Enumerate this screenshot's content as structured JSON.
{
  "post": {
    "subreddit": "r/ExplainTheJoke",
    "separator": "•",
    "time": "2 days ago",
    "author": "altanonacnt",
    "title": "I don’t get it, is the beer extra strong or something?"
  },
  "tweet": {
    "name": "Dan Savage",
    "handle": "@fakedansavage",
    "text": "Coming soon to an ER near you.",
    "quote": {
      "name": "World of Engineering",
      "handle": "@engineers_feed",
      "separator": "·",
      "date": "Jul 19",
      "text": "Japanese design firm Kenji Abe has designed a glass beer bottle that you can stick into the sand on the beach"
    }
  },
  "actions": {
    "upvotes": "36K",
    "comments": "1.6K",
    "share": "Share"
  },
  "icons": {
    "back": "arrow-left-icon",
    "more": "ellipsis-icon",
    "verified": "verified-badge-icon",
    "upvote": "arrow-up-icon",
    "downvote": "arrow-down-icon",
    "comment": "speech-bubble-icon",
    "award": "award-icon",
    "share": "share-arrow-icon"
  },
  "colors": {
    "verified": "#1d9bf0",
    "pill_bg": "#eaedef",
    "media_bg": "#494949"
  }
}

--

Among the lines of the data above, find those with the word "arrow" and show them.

    "back": "arrow-left-icon",
    "upvote": "arrow-up-icon",
    "downvote": "arrow-down-icon",
    "share": "share-arrow-icon"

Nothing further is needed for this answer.